▶ [Description of the task]: Your job is to copy the lines from the material that include "mnemonic".

....................

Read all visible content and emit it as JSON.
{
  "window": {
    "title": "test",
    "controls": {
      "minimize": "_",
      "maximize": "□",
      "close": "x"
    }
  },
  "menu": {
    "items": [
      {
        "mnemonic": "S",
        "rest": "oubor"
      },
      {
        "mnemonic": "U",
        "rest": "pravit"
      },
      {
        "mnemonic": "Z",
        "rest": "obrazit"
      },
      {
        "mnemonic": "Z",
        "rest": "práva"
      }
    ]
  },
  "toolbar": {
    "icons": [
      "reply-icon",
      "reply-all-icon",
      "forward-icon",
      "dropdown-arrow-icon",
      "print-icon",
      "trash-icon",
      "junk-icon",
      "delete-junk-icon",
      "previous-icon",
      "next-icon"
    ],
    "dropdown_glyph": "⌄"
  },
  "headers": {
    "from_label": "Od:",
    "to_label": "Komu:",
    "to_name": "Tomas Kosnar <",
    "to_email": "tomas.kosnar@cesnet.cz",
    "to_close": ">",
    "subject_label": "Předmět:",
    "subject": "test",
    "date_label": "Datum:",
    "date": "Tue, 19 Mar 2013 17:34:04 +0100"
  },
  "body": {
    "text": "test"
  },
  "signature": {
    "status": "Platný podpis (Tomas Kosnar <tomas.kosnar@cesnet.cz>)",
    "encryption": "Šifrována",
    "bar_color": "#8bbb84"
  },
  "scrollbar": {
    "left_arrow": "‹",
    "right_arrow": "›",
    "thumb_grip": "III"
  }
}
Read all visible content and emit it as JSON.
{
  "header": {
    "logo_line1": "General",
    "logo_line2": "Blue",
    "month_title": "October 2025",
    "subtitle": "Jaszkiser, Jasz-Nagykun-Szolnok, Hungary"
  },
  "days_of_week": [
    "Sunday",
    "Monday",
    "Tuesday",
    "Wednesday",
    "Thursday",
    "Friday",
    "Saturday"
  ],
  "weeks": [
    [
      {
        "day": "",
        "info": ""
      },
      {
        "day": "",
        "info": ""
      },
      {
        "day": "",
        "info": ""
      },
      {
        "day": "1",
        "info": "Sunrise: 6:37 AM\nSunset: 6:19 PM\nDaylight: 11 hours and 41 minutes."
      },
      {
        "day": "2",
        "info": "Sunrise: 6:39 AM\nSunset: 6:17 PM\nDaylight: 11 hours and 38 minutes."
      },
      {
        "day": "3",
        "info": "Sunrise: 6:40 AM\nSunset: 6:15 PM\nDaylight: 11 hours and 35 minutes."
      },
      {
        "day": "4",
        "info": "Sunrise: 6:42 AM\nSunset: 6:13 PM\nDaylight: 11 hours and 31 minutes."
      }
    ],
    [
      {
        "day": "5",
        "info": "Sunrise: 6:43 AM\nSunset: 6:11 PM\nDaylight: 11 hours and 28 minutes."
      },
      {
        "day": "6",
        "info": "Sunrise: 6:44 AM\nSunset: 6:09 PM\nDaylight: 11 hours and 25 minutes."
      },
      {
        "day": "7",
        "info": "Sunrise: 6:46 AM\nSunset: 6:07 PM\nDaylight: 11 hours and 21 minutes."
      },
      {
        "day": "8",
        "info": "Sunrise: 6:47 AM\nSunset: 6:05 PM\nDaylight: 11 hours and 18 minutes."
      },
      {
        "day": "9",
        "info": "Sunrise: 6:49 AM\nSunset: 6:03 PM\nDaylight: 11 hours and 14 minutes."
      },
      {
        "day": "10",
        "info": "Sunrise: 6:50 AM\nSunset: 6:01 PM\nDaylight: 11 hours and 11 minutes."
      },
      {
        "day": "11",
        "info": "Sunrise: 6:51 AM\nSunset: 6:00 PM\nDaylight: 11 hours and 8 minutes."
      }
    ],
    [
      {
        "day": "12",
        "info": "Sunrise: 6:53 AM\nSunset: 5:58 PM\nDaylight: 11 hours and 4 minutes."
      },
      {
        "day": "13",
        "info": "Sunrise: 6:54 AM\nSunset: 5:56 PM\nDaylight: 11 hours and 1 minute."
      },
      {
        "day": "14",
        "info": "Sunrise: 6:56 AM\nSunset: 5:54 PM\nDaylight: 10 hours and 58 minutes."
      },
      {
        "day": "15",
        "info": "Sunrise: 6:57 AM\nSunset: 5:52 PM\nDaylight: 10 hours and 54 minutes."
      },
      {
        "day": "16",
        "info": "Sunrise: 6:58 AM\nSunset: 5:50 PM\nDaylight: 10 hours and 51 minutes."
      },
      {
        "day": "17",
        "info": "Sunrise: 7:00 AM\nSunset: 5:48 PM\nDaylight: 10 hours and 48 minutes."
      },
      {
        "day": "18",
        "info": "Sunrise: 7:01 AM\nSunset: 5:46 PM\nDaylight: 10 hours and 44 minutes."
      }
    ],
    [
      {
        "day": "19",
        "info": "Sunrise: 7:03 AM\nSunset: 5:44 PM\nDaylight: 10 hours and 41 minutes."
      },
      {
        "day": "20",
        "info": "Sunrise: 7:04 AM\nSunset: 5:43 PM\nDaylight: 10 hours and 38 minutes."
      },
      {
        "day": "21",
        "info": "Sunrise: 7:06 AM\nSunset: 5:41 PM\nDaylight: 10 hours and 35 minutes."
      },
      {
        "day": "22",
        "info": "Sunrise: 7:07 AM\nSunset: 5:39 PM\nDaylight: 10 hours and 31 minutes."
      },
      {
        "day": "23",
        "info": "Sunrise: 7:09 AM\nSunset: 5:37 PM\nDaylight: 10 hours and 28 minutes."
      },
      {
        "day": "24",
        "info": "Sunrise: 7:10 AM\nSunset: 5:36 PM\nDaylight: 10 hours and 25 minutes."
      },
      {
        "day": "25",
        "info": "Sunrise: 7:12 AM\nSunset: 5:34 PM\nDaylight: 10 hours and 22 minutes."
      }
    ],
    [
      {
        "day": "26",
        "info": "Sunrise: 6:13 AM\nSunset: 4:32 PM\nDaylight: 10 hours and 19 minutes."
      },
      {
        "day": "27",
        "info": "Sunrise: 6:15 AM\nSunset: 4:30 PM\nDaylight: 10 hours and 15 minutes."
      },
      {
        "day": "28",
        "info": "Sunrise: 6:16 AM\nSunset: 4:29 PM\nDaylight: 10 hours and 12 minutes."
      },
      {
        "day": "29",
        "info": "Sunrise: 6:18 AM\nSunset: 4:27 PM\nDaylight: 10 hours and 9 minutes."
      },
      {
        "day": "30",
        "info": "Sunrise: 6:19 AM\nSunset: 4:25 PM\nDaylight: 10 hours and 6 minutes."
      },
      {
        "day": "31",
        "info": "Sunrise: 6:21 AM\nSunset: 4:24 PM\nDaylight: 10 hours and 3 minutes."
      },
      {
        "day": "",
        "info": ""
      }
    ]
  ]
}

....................

▶ [Output of the task]:
        "mnemonic": "S",
        "mnemonic": "U",
        "mnemonic": "Z",
        "mnemonic": "Z",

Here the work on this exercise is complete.